Democrats are certain to press Trump's latest nominee on the landmark 1973 Roe v. Wade ruling that legalized abortion nationwide, a decision some conservatives — particularly conservative Christians — have long wanted to overturn.
Trump has previously said he wanted "pro-life" justices opposed to abortion rights. Top Senate Democrat Chuck Schumer earlier on Monday said Trump's nominee should be obligated to make his or her views clear on matters like the Roe ruling. Not long after Schumer spoke, Senate Majority Leader Mitch McConnell accused the "far left" of engaging in "scare tactics" over the nominee.
The new justice can be expected to cast crucial votes on other matters of national importance including gay rights, gun control, the death penalty and voting rights. The court could also be called upon to render judgment on issues of personal significance to Trump and his administration including matters arising from Special Counsel Robert Mueller's ongoing Russia-related investigation and several civil lawsuits pending against Trump.
The high court handed Trump and his administration a series of victories in its term that ended on the day of Kennedy's retirement, including a major decision upholding the president's travel ban targeting people from several Muslim-majority countries.
Trump could yet have further opportunities to move to the court to the right. The court's senior liberal justice, Ruth Bader Ginsburg, is 85. Fellow liberal Stephen Breyer turns 80 next month.
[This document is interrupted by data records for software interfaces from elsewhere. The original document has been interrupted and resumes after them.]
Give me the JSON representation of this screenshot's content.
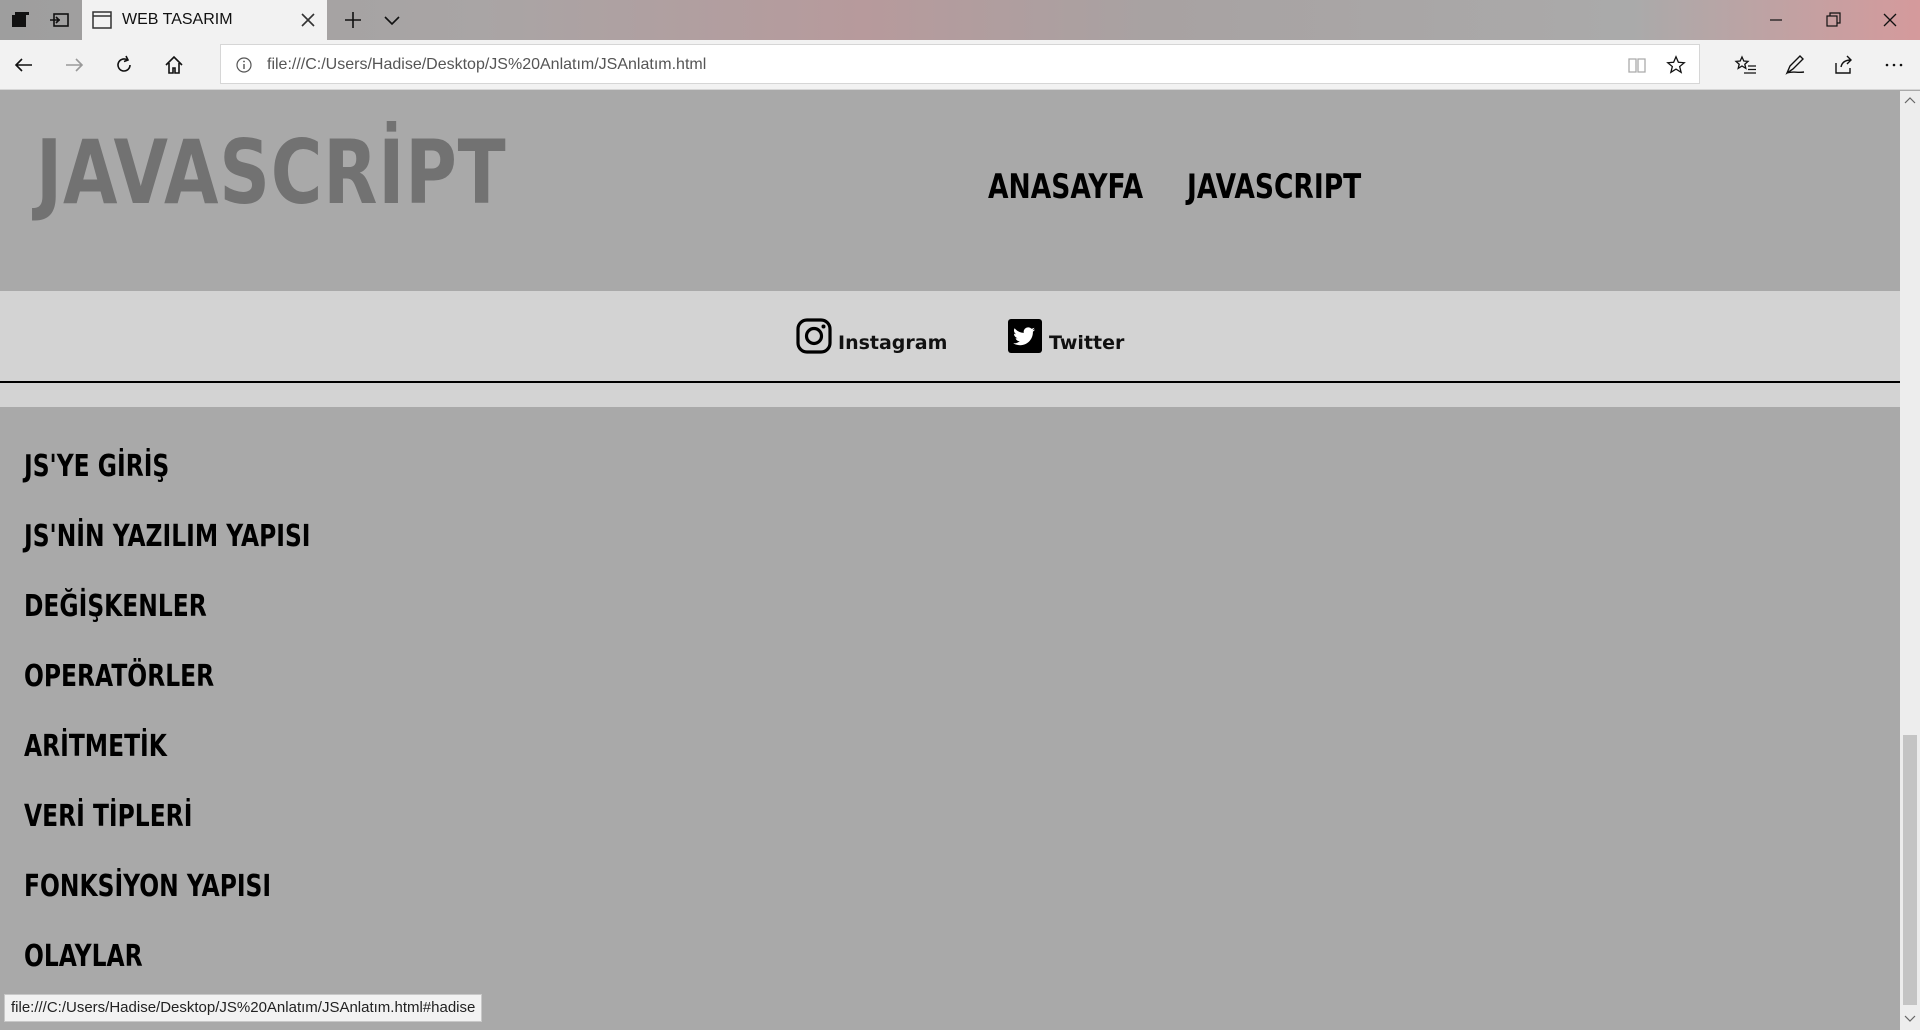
{
  "browser": {
    "tab_title": "WEB TASARIM",
    "address": "file:///C:/Users/Hadise/Desktop/JS%20Anlatım/JSAnlatım.html",
    "status_url": "file:///C:/Users/Hadise/Desktop/JS%20Anlatım/JSAnlatım.html#hadise"
  },
  "site": {
    "logo": "JAVASCRİPT",
    "nav": [
      "ANASAYFA",
      "JAVASCRIPT"
    ],
    "social": [
      "Instagram",
      "Twitter"
    ],
    "menu": [
      "JS'YE GİRİŞ",
      "JS'NİN YAZILIM YAPISI",
      "DEĞİŞKENLER",
      "OPERATÖRLER",
      "ARİTMETİK",
      "VERİ TİPLERİ",
      "FONKSİYON YAPISI",
      "OLAYLAR"
    ]
  },
  "colors": {
    "page_bg": "#a9a9a9",
    "social_bg": "#d3d3d3",
    "logo": "#727272"
  }
}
The timing of the nomination means that Kennedy's replacement could be confirmed before the start of the Supreme Court's next term on the first Monday in October.